Ningxia is an autonomous region in north-central China, just under Inner Mongolia. In China, an "autonomous region" is, roughly speaking, a province that is too undeveloped or underpopulated to be called a province. On this page you will see public domain photos of this economically backward but culturally interesting area.
Roughly one third of the six million residents are of the Hui minority group, which follows Islamic practices. The two men in the photo above are Hui, as distinguished by their hats. The location above is Guyuan, the southernmost of Ningxia's five prefecture cities.
There are Hui people all over China, a total of about 10 million. Around 20% of them live in Ningxia and chances are that more would be there if better economic opportunities elsewhere didn't draw them away. Although economic development projects have resulted in 40% economic growth in some isolated pockets of Ningxia, it is still quite poor, ranking third-last among China's provinces and autonomous regions.
Islam is not the only religion in the area though. Like the rest of
China, the Ningxia area has had much Buddhist influence in its history.
On the left is a boy selling prayer beads at the Xumi Shan Buddhist
grottoes, which are about 50 km north of Guyuan. More than 130 caves
were carved out of the sandstone cliffs starting 1400 years ago. The
interesting thing is that the caves include over 300 Buddha statues
carved in place. One of the Buddhas is 19m tall!
Because tourists seldom go to Ningxia, few foreigners see this interesting and well-worthwhile cultural site.
Above you see again sparse vegetation and barren hillsides, this time in Penyang. Given hillsides like this and lack of wood for building material, it is not too surprising that some families that still live in homes cut from the rock. One of my friends who teaches at Ningxia University told me that one of her students lives in such a cave home.
Almost anywhere in China you can find sheep and they often do OK in semi-barren areas like you see here. Above you see a couple of shepherds near Guyuan.
A significant part of the Ningxia economy revolves around the red
wolfberry. Here you see trays of them drying in the sun. A Chinese
medical book from 2200 years ago recommends wolfberries, also known as
"goji" berries, for strengthening vital organs. The Chinese national
Xinhua news agency reports that of the 80 varieties of wolfberry, the
type with the best medicinal qualities come from Ningxia.
In the mid-1990s Western health food "discovered" this source and in 1996 Ningxia wolfberries began to be imported into the United States in commercially significant quantities. The claim of the health experts is that the wolfberry has ten times the anti-oxidant qualities of blueberries, blackberries, and strawberries; more beta carotene than chicken liver, carrots, and carrots; and more calcium than spinach.
To read about the health claims for red wolfberry, click here to have a look at a website for the health drink "Ningxia Red".
Of course, there are other crops grown in Ningxia. Because of the arid climate, irrigation is used extensively and where there is adequate rainfall, as much land as possible is used for agriculture.
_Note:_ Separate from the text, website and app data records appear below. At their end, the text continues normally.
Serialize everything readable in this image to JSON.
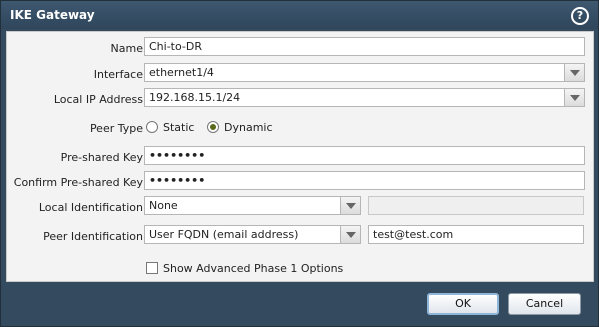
{
  "dialog": {
    "title": "IKE Gateway",
    "help_icon": "?"
  },
  "form": {
    "name": {
      "label": "Name",
      "value": "Chi-to-DR"
    },
    "interface": {
      "label": "Interface",
      "value": "ethernet1/4"
    },
    "local_ip": {
      "label": "Local IP Address",
      "value": "192.168.15.1/24"
    },
    "peer_type": {
      "label": "Peer Type",
      "options": [
        "Static",
        "Dynamic"
      ],
      "selected": "Dynamic"
    },
    "psk": {
      "label": "Pre-shared Key",
      "value": "••••••••"
    },
    "confirm_psk": {
      "label": "Confirm Pre-shared Key",
      "value": "••••••••"
    },
    "local_identification": {
      "label": "Local Identification",
      "type": "None",
      "value": ""
    },
    "peer_identification": {
      "label": "Peer Identification",
      "type": "User FQDN (email address)",
      "value": "test@test.com"
    },
    "advanced": {
      "label": "Show Advanced Phase 1 Options",
      "checked": false
    }
  },
  "buttons": {
    "ok": "OK",
    "cancel": "Cancel"
  },
  "colors": {
    "title_bar": "#334a5f",
    "content_bg": "#f3f3f3",
    "radio_selected": "#5a6a1a"
  }
}
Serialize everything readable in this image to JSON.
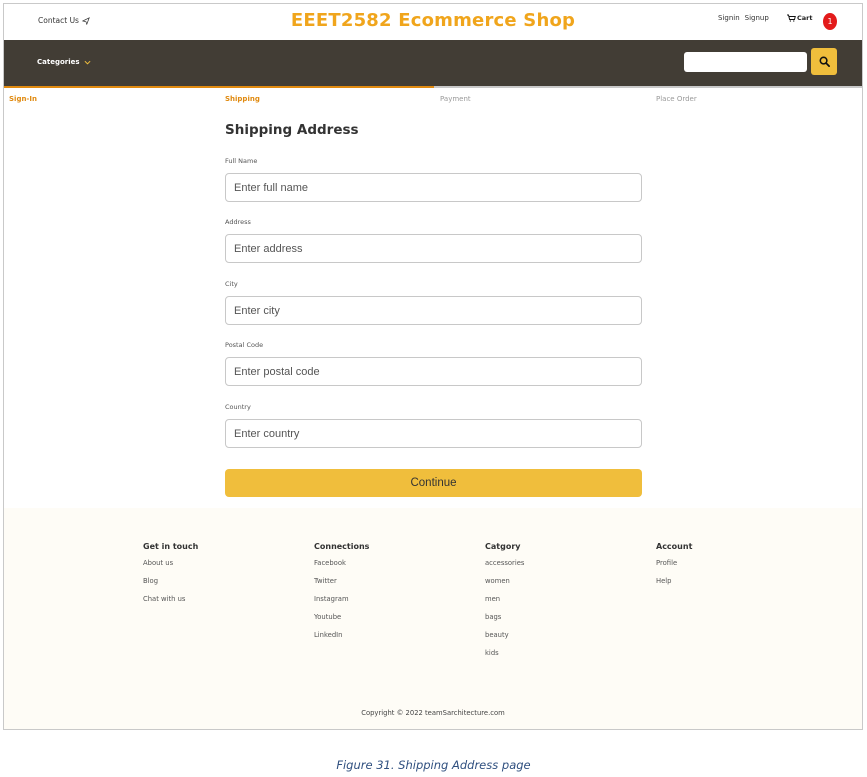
{
  "header": {
    "contact_label": "Contact Us",
    "brand": "EEET2582 Ecommerce Shop",
    "signin_label": "Signin",
    "signup_label": "Signup",
    "cart_label": "Cart",
    "cart_count": "1"
  },
  "nav": {
    "categories_label": "Categories",
    "search_placeholder": ""
  },
  "steps": [
    {
      "label": "Sign-In",
      "active": true
    },
    {
      "label": "Shipping",
      "active": true
    },
    {
      "label": "Payment",
      "active": false
    },
    {
      "label": "Place Order",
      "active": false
    }
  ],
  "form": {
    "title": "Shipping Address",
    "fields": [
      {
        "label": "Full Name",
        "placeholder": "Enter full name",
        "value": ""
      },
      {
        "label": "Address",
        "placeholder": "Enter address",
        "value": ""
      },
      {
        "label": "City",
        "placeholder": "Enter city",
        "value": ""
      },
      {
        "label": "Postal Code",
        "placeholder": "Enter postal code",
        "value": ""
      },
      {
        "label": "Country",
        "placeholder": "Enter country",
        "value": ""
      }
    ],
    "submit_label": "Continue"
  },
  "footer": {
    "columns": [
      {
        "title": "Get in touch",
        "items": [
          "About us",
          "Blog",
          "Chat with us"
        ]
      },
      {
        "title": "Connections",
        "items": [
          "Facebook",
          "Twitter",
          "Instagram",
          "Youtube",
          "LinkedIn"
        ]
      },
      {
        "title": "Catgory",
        "items": [
          "accessories",
          "women",
          "men",
          "bags",
          "beauty",
          "kids"
        ]
      },
      {
        "title": "Account",
        "items": [
          "Profile",
          "Help"
        ]
      }
    ],
    "copyright": "Copyright © 2022 teamSarchitecture.com"
  },
  "caption": "Figure 31. Shipping Address page",
  "colors": {
    "brand": "#f0a51c",
    "nav_bg": "#423d35",
    "accent_button": "#f0be3c",
    "active_step": "#e08a10",
    "badge": "#e31b1b"
  }
}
In this public domain photo of a village called Zhangyi (pronounced "jang ee") in southern Ningxia you see how hillsides are terraced to provide more growing land.
Here are some happy kids out in a field in Penyang county. Notice again the terraced fields in the background.
I find it interesting that in this area where obviously there is a lot of agriculture, the soil still looks pretty dry. Maybe it's just the time of year and it would look much better before harvest. (After all, the picture above does have a lot of greenery.) But in this picture there is not the rich soil that I would expect.
Below you see a class of middle-school students in Haiyuan. In
China, "middle school" is rougly what would be called "high school" in
North America, but often there is a junior middle school for age 12-14
and senior middle school for age 15-18. This is a particularly crowded
classroom. The classrooms I've seen in Chinese schools typically have
about 40 students per class and they have desks.
The public domain photograph below shows some students in a primary school in Pengyang. This is a more typical classroom setting, with two students per desk. Notice the red scarves and the school uniforms.
In the Chinese cities I've lived in, it is normal for all students to wear a school uniform, a sort of sweatsuit, and most that I've seen have been blue as you see in these photos. Obviously this is not a requirement in the schools represented here, and I'd guess that's because some students are unable to afford the uniform.
The government in Ningxia is making great efforts to expand education, industry, and agriculture in this traditionally difficult area, but it is an uphill battle. I hope that as Chinese domestic tourism increases many more tourists will go to Ningxia and that that will build the international tourist trade too. As a significant hub on the old silk road between Asia and Europe, this area has much of cultural and historical interest.
Let me end this page by reminding you that the most interesting thing about the Ningxia Hui Autonomous Region is the Hui people. Islamic tradition and practices are a vital part of this culture. A Japanese-American friend of mine who taught many years at Ningxia University would never allow pork in his kitchen so that his Hui students would feel free to eat with them - it is that important.